Professor Stephen Ambrose, the pre-eminent U.S. WWII historian wrote "... to the north, between Monschau and Losheim, the U.S. 99th Infantry Division, newly arrived in Europe, and 2nd Infantry Division . . .  did not simply delay the German advance but stopped it along the critical point of the whole battle, Elsenborn Ridge.  The low ridge . . .  was the main objective of Sepp Dietrich's 6th Panzer (German) Army.  Elsenborn Ridge was The Little Round Top (in the U.S. Civil War at Gettysburg 1864) of the battle.  Dietrich drove his units mercilessly, but he could not take it.  In the vast literature of the Battle of the Bulge, Elsenborn Ridge always yields pride of place to the far more famous action . . .  at Bastogne.  Everyone knows about the 101st Airborne at Bastogne; almost no one knows even the names of the 99th and 2nd Infantry Divisions.  Yet it was along Elsenborn Ridge . . .  that these two ordinary infantry divisions (while) largely out of touch with their commands; outnumbered 5 to 1 and worse; outgunned and surprised; managed to stop the Germans in their main line of advance.  The Germans never did take the ridge."
 

The 'twin villages' of Rocherath and Krinkelt, Belgium, are rebuilt.  A monument to the 99th Division, "The Checkerboard," now stands in front of the church.

 

 
It is ironic and painful to our family that great grandfather Heller emigrated from Germany in 1884 in order to protect his sons from exposure to war.   Great grandson Heller (1925-1944) made the supreme sacrifice at age 19 fighting Nazi Germany almost exactly 60 years later; only about three miles from Germany.
 

Source: Marge Bullock, emails: March 31 & April 1, 2011

Received from Marge BULLOCK

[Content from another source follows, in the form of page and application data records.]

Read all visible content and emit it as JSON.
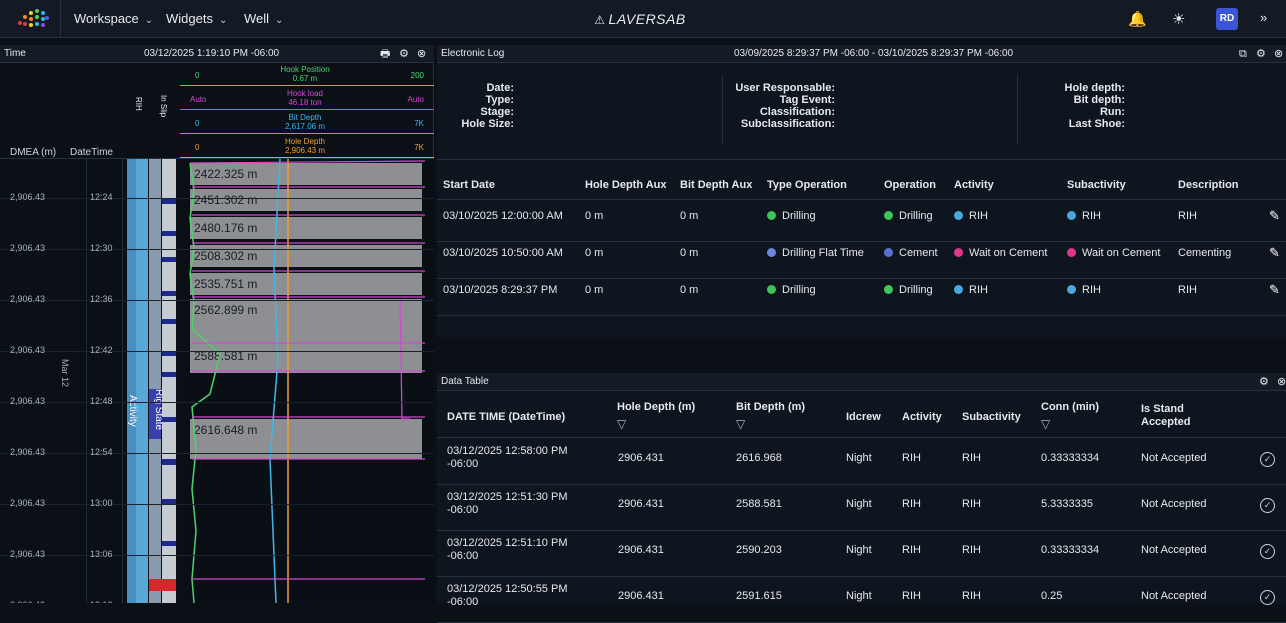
{
  "topbar": {
    "menus": [
      {
        "label": "Workspace"
      },
      {
        "label": "Widgets"
      },
      {
        "label": "Well"
      }
    ],
    "brand": "LAVERSAB",
    "avatar": "RD",
    "colors": {
      "avatar": "#3a55d6",
      "bar": "#131a24"
    }
  },
  "timelog": {
    "title": "Time",
    "timestamp": "03/12/2025 1:19:10 PM -06:00",
    "col_dmea": "DMEA (m)",
    "col_datetime": "DateTime",
    "date_label": "Mar 12",
    "track_rih": "RIH",
    "track_inslip": "In Slip",
    "track_activity": "Activity",
    "track_rigstate": "Rig State",
    "tracks": [
      {
        "name": "Hook Position",
        "value": "0.67 m",
        "min": "0",
        "max": "200",
        "color": "#4cd46a"
      },
      {
        "name": "Hook load",
        "value": "46.18 ton",
        "min": "Auto",
        "max": "Auto",
        "color": "#d14bd1"
      },
      {
        "name": "Bit Depth",
        "value": "2,617.06 m",
        "min": "0",
        "max": "7K",
        "color": "#3fb6e8"
      },
      {
        "name": "Hole Depth",
        "value": "2,906.43 m",
        "min": "0",
        "max": "7K",
        "color": "#f0a02a"
      }
    ],
    "rows": [
      {
        "dmea": "2,906.43",
        "time": "12:24"
      },
      {
        "dmea": "2,906.43",
        "time": "12:30"
      },
      {
        "dmea": "2,906.43",
        "time": "12:36"
      },
      {
        "dmea": "2,906.43",
        "time": "12:42"
      },
      {
        "dmea": "2,906.43",
        "time": "12:48"
      },
      {
        "dmea": "2,906.43",
        "time": "12:54"
      },
      {
        "dmea": "2,906.43",
        "time": "13:00"
      },
      {
        "dmea": "2,906.43",
        "time": "13:06"
      },
      {
        "dmea": "2,906.43",
        "time": "13:12"
      }
    ],
    "depth_markers": [
      "2422.325 m",
      "2451.302 m",
      "2480.176 m",
      "2508.302 m",
      "2535.751 m",
      "2562.899 m",
      "2588.581 m",
      "2616.648 m"
    ]
  },
  "elog": {
    "title": "Electronic Log",
    "range": "03/09/2025 8:29:37 PM -06:00 - 03/10/2025 8:29:37 PM -06:00",
    "fields_left": [
      "Date:",
      "Type:",
      "Stage:",
      "Hole Size:"
    ],
    "fields_mid": [
      "User Responsable:",
      "Tag Event:",
      "Classification:",
      "Subclassification:"
    ],
    "fields_right": [
      "Hole depth:",
      "Bit depth:",
      "Run:",
      "Last Shoe:"
    ],
    "headers": [
      "Start Date",
      "Hole Depth Aux",
      "Bit Depth Aux",
      "Type Operation",
      "Operation",
      "Activity",
      "Subactivity",
      "Description"
    ],
    "rows": [
      {
        "start": "03/10/2025 12:00:00 AM",
        "hole": "0 m",
        "bit": "0 m",
        "type": "Drilling",
        "type_color": "#3ec45a",
        "op": "Drilling",
        "op_color": "#3ec45a",
        "act": "RIH",
        "act_color": "#4aa8e0",
        "sub": "RIH",
        "sub_color": "#4aa8e0",
        "desc": "RIH"
      },
      {
        "start": "03/10/2025 10:50:00 AM",
        "hole": "0 m",
        "bit": "0 m",
        "type": "Drilling Flat Time",
        "type_color": "#6d86e0",
        "op": "Cement",
        "op_color": "#5a6fd0",
        "act": "Wait on Cement",
        "act_color": "#e0368c",
        "sub": "Wait on Cement",
        "sub_color": "#e0368c",
        "desc": "Cementing"
      },
      {
        "start": "03/10/2025 8:29:37 PM",
        "hole": "0 m",
        "bit": "0 m",
        "type": "Drilling",
        "type_color": "#3ec45a",
        "op": "Drilling",
        "op_color": "#3ec45a",
        "act": "RIH",
        "act_color": "#4aa8e0",
        "sub": "RIH",
        "sub_color": "#4aa8e0",
        "desc": "RIH"
      }
    ]
  },
  "datatable": {
    "title": "Data Table",
    "headers": [
      "DATE TIME (DateTime)",
      "Hole Depth (m)",
      "Bit Depth (m)",
      "Idcrew",
      "Activity",
      "Subactivity",
      "Conn (min)",
      "Is Stand Accepted"
    ],
    "rows": [
      {
        "dt": "03/12/2025 12:58:00 PM -06:00",
        "hole": "2906.431",
        "bit": "2616.968",
        "crew": "Night",
        "act": "RIH",
        "sub": "RIH",
        "conn": "0.33333334",
        "acc": "Not Accepted"
      },
      {
        "dt": "03/12/2025 12:51:30 PM -06:00",
        "hole": "2906.431",
        "bit": "2588.581",
        "crew": "Night",
        "act": "RIH",
        "sub": "RIH",
        "conn": "5.3333335",
        "acc": "Not Accepted"
      },
      {
        "dt": "03/12/2025 12:51:10 PM -06:00",
        "hole": "2906.431",
        "bit": "2590.203",
        "crew": "Night",
        "act": "RIH",
        "sub": "RIH",
        "conn": "0.33333334",
        "acc": "Not Accepted"
      },
      {
        "dt": "03/12/2025 12:50:55 PM -06:00",
        "hole": "2906.431",
        "bit": "2591.615",
        "crew": "Night",
        "act": "RIH",
        "sub": "RIH",
        "conn": "0.25",
        "acc": "Not Accepted"
      }
    ]
  }
}
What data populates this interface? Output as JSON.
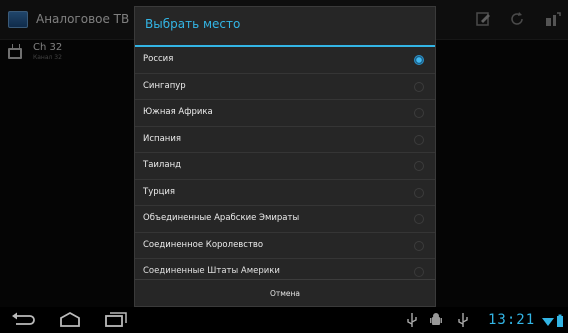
{
  "app": {
    "title": "Аналоговое ТВ",
    "channel_name": "Ch 32",
    "channel_sub": "Канал 32"
  },
  "dialog": {
    "title": "Выбрать место",
    "items": [
      {
        "label": "Россия",
        "checked": true
      },
      {
        "label": "Сингапур",
        "checked": false
      },
      {
        "label": "Южная Африка",
        "checked": false
      },
      {
        "label": "Испания",
        "checked": false
      },
      {
        "label": "Таиланд",
        "checked": false
      },
      {
        "label": "Турция",
        "checked": false
      },
      {
        "label": "Объединенные Арабские Эмираты",
        "checked": false
      },
      {
        "label": "Соединенное Королевство",
        "checked": false
      },
      {
        "label": "Соединенные Штаты Америки",
        "checked": false
      }
    ],
    "cancel_label": "Отмена"
  },
  "status": {
    "time": "13:21"
  },
  "colors": {
    "accent": "#33b5e5"
  }
}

at the MEMORY of

 Sgt Robert Irving Heller

"D" Company

393rd Infantry Regiment

99th Infantry Division

Campaigns

Battle of the Bulge,

Belgium